## WHAT YOU SHOULD DO
Could you find every line in the entries below that holds the word "screenshot" and copy it?

## MATERIAL SHOWN
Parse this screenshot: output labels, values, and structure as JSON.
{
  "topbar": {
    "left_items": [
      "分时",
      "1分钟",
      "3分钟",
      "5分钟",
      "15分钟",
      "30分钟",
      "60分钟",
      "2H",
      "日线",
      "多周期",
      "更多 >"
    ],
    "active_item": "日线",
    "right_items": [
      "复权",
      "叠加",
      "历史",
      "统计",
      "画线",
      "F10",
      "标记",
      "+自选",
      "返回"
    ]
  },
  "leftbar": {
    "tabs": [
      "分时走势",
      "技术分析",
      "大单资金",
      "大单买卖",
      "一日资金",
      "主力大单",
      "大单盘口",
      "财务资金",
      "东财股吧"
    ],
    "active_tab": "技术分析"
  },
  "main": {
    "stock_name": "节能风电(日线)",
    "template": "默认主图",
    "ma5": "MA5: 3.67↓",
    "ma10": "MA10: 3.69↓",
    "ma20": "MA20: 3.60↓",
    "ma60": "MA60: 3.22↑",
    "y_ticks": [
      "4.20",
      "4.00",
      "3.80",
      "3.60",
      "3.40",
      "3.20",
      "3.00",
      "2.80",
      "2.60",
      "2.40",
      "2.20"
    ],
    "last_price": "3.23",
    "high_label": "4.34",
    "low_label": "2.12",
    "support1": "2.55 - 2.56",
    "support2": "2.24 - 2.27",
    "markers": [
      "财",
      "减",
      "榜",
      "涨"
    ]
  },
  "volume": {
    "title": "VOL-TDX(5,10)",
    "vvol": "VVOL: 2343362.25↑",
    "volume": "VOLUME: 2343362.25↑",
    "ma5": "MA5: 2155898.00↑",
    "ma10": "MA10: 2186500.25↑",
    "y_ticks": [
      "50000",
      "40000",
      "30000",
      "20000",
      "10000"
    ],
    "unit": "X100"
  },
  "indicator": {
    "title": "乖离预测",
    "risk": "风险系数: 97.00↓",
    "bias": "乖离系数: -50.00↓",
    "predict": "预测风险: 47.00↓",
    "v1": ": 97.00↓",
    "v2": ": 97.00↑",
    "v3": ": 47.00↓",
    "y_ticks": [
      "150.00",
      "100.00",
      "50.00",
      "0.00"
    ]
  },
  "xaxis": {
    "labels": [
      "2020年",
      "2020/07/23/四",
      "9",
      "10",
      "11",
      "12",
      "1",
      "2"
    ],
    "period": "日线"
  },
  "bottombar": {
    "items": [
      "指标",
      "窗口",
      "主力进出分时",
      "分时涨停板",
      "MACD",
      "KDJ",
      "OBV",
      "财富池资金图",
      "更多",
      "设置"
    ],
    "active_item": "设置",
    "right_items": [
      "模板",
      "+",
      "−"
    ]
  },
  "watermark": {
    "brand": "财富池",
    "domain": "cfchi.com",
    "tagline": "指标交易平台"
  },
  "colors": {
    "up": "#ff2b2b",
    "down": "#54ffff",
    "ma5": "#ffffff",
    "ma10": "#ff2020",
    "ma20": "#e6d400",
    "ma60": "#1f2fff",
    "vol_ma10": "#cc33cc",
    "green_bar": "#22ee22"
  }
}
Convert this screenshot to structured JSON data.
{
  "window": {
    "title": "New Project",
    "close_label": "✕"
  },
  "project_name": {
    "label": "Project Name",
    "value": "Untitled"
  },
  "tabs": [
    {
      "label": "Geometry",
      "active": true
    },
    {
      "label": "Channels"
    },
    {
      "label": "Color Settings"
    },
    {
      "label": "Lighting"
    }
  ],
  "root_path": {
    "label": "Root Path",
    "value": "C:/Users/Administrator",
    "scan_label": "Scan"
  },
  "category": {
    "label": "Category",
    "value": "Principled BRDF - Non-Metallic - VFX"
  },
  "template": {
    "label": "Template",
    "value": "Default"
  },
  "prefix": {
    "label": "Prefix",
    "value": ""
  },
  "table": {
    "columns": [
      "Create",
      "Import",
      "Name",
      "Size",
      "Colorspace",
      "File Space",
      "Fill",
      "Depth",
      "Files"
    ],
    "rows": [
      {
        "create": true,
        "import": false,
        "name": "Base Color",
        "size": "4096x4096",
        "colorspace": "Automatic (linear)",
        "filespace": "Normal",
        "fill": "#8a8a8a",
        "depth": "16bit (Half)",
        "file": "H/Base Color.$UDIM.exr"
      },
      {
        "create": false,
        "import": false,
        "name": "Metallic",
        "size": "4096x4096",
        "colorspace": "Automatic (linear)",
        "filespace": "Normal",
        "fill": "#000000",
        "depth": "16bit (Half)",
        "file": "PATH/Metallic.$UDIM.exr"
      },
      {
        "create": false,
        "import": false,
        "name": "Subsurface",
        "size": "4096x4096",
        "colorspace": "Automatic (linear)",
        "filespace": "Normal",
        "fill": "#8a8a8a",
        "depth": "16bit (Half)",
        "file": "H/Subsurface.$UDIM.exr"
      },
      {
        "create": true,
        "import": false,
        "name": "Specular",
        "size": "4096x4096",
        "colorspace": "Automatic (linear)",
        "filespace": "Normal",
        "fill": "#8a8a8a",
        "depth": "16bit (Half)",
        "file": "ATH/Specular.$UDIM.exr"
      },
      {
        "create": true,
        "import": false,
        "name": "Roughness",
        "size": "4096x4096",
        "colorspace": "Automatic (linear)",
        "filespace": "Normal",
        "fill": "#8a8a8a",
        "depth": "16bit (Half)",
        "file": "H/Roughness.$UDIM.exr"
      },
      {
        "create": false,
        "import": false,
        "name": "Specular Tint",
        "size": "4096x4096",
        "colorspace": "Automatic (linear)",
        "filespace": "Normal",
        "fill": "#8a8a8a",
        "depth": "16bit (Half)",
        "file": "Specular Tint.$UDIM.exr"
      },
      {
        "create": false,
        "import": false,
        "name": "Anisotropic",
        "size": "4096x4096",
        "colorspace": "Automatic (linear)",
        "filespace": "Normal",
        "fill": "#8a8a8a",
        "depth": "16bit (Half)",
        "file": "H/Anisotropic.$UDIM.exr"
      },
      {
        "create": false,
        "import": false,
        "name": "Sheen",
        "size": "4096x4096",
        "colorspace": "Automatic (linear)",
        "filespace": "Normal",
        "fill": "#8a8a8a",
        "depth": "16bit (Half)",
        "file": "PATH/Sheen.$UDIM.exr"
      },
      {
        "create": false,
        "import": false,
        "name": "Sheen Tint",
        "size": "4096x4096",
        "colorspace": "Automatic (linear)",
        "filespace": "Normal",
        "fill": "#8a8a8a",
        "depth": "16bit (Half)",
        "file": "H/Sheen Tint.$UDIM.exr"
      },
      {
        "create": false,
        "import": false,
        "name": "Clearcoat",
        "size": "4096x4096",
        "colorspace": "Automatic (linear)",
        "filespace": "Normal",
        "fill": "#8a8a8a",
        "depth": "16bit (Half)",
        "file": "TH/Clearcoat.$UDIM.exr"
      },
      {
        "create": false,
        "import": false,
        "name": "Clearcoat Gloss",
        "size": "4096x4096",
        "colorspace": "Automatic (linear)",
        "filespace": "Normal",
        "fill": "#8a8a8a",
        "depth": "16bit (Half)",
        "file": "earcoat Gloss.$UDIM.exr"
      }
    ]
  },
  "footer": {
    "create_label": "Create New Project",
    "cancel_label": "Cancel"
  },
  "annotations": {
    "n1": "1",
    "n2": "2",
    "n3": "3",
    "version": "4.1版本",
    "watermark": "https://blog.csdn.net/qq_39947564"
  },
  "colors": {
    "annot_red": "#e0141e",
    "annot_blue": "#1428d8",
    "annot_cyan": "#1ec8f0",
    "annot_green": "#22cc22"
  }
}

## RESPONSE FOR THIS EXERCISE
Parse this screenshot: output labels, values, and structure as JSON.
Convert this screenshot to structured JSON data.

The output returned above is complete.